“He was a decent, wonderful human being,” said New York gay journalist Andy Humm, who had interviewed Judge for LGBT related stories prior to the 9/11 attacks. “When gays were kept out of the St. Patrick’s Day Parade, he gave me an interview on the street telling me how terrible it was for us to be discriminated against and for the church to be doing it,” Humm told the Blade.
“I saw him at many demonstrations for gay and AIDS causes, showing up in his Franciscan monk’s cassock,” said Humm. “And he was equally beloved by the Fire Department, there at every major fire tragedy in the city, lending moral support to firefighters.”
New Ways Ministries, the Maryland based LGBTQ Catholic group that advocates for LGBTQ supportive policies within the church, has announced it is reaching out to other faith-based organizations, asking them to form an association to call on the Catholic Church to officially recognize Fr. Judge as a saint by canonizing him.
Francis DeBernardo, New Ways Ministries’ executive director, has written a biography of Judge, which the group says will be published in March 2022 by Liturgical Press, one of the larger Catholic publishers.

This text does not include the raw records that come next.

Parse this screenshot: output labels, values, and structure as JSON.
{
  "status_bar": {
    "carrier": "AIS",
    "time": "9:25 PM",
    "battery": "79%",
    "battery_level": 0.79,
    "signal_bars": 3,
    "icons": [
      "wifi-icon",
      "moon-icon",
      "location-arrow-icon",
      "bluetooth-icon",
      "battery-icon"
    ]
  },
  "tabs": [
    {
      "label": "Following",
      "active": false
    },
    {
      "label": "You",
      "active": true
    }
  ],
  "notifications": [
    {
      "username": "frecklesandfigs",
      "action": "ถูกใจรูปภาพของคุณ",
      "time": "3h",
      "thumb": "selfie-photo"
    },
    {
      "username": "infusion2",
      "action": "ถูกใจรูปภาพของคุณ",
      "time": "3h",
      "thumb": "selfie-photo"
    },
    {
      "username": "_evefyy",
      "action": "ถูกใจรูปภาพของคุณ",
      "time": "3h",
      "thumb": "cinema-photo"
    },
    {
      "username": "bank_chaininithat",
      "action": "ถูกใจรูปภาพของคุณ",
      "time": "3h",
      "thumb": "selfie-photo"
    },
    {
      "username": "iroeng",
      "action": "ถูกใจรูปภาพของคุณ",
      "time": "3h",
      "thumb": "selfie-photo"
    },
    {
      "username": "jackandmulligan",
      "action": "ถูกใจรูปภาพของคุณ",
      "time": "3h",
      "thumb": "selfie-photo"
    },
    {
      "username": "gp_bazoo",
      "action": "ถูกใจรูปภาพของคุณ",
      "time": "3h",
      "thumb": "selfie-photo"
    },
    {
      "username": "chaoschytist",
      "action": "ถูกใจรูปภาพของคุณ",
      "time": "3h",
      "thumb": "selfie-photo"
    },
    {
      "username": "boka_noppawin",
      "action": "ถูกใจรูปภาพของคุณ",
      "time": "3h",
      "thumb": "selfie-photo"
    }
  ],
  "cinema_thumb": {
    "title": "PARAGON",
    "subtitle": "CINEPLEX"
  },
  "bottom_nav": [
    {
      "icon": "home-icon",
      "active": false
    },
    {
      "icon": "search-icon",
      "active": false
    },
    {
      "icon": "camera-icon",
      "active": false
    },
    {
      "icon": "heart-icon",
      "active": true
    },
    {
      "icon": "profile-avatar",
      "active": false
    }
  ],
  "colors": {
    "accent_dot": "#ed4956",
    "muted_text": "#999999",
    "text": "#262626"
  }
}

A gay couple from California, Daniel Brandhorst and Ronald Gamboa, and their adopted son, David Brandhorst, were among those who died aboard the United Airlines flight that crashed in Pennsylvania. The Los Angeles Times reported that Brandhorst, a lawyer and Gamboa, the manager of a Santa Monica Gap store, had adopted 3-year-old David when he was an infant.